      Rotation A (bi-weekly on Thursdays) includes Kennesaw Hall, Bagwell, and buildings on the perimeter and outskirts of the main Kennesaw campus.

      Rotation B (bi-weekly on Thursdays) includes buildings located close to the center of the main Kennesaw campus, such as Burruss, Carmichael Student Center, Sturgis Library, etc.

      Rotation C (monthly on Wednesdays) includes the entire Marietta campus buildings.

    • We'll work with the shred vendor to reschedule service on another day. Holiday closings have been incorporated into the annual schedule for all three rotations.

    • Primarily paper documents, but also certain folders and envelopes as well. A small amount of metal can accompany the paper, such as staples, papers clips, and small binder clips.

      Any document, folder, or envelope that contains sensitive information and that has met its retention requirement may be placed in a secure shred bin.

    • Sensitive information includes personally identifiable information; restricted research data or conclusions; non-public student information such as graded exams or medical records; blank quizzes and test questions; exam answer keys; trade secrets or pending patents; etc.

    • Any published information that is widely distributed to the public or segment of the general public, including catalogs, brochures, marketing materials, sales kits, print-outs of web pages; also blank obsolete forms, personal notes and to-do lists, envelopes sent to a KSU address, etc.
    • You do not need to remove staples, paper clips, or small binder clips. But you do need to remove hanging file folders and large metal binder clips - those can either be re-used or put in the trash.
    • Depending on the type of information stored, dispose of portable computer media as follows:

      • Place in trash: Any obsolete, outdated software install disks or other types of media containing obsolete non-confidential, non-sensitive information.
      • Place in recycle bins: Printed user manuals of obsolete, outdated software.
      • Send or deliver to UITS: Per instructions from the help desk (x6999), arrange transfer of any media containing known (or probable) obsolete confidential or sensitive information.
      • Contact KSU Archives: Per instructions from the KSU digital archivist (x2695), arrange transfer of any media known to contain final summary reports of University projects, research, major events, and prominent figures in KSU history.
    • Please submit a Shred Bin-Maintenance form or call us at x6289 or x2225.
    • There are several possible reasons:

      • The bin is located in a locked room and was not accessible to the vendor's driver.
      • The bin had been relocated and no one told us or the driver.
      • The bin was actually emptied on Friday, but someone cleaned out files over the weekend.
      • Due to unforeseen circumstances, the vendor's driver could not complete his work order.

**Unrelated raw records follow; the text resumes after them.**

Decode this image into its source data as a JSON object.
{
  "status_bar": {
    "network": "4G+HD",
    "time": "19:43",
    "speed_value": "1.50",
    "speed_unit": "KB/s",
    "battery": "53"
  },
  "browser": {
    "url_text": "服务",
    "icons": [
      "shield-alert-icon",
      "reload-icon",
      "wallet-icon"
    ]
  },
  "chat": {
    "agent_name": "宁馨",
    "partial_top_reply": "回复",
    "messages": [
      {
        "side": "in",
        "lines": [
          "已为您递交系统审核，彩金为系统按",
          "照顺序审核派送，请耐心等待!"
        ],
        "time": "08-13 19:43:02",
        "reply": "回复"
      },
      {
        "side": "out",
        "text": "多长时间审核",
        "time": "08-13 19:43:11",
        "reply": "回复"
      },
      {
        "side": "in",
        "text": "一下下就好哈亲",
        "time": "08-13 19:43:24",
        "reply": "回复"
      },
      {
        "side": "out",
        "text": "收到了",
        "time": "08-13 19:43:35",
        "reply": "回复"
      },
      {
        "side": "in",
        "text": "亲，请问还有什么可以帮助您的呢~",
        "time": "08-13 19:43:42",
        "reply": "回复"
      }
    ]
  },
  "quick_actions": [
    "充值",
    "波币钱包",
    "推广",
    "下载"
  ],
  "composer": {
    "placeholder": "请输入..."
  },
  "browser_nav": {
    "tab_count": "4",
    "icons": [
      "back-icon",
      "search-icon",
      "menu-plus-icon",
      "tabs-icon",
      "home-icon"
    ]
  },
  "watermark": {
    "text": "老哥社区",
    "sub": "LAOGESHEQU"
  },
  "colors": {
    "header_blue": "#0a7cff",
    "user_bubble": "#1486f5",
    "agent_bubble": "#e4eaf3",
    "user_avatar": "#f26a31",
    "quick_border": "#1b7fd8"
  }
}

      Let us know as soon as possible if you discover an overflowing bin.

    • Submit a Shred Bin-Maintenance form or contact us at x6289 or x2225. This is a high-priority issue.
    • Yes! Submit a Shred Bin-Maintenance form or contact us at x6289 or x2225. This is a high-priority issue.
    • Submit a Shred Bin-Maintenance form or contact us at x6289 or x2225. This is a high-priority issue.

    • Yes. Submit a Shred Bin-Start or End Service form and provide explanation in the "Comments" field.

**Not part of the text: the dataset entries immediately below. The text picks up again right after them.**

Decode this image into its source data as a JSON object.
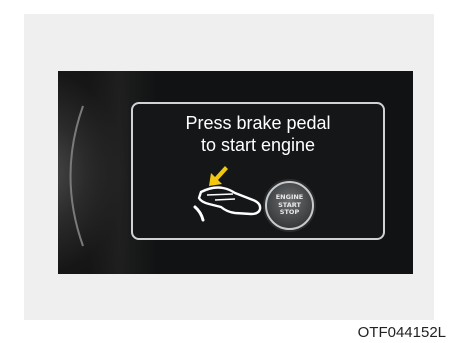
{
  "message": {
    "line1": "Press brake pedal",
    "line2": "to start engine"
  },
  "button": {
    "line1": "ENGINE",
    "line2": "START",
    "line3": "STOP"
  },
  "figure_code": "OTF044152L",
  "icons": {
    "arrow": "arrow-icon",
    "foot": "foot-on-pedal-icon",
    "button": "engine-start-stop-button-icon"
  },
  "colors": {
    "arrow": "#f2c70f",
    "screen": "#111213",
    "text": "#ffffff"
  }
}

    • Large temp bins are on wheels. They're easy to move, which makes it nearly impossible for us to keep track of where they all are at any point in time.

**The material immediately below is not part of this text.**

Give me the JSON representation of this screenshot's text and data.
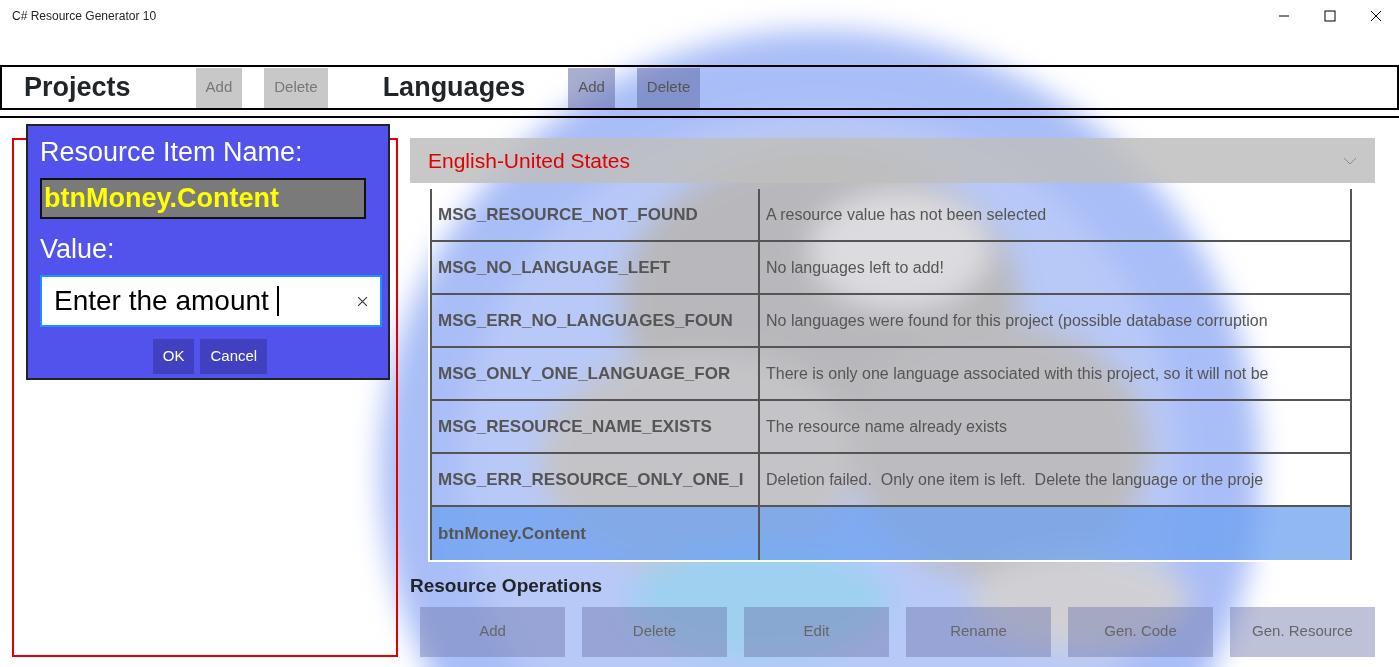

    • Standard turnaround for temp bins is two (2) weeks, but contact us if you need it longer.
    • Yes! Please submit a Shred Bin-Maintenance form and select "Bulk Order" or contact us at x6289 or x2225.

    • No, you do not need to remove them from the boxes. Please submit a Shred Bin-Maintenance form and select "Bulk Order" or contact us at x6289 or x2225.

    • No, you do not need to put them in boxes, but you will need to remove them from the filing drawers and place them in large temporary bins. A 65-gallon temp bin holds seven (7) standard-size 1-cubic foot boxes, or about seven linear feet of files (without their hanging folders).
    • Printed information intended for public consumption should be placed in unlocked recycling bins. You can submit an AiM ticket or contact Jennifer Wilson, Sustainable Coordinator, x3921.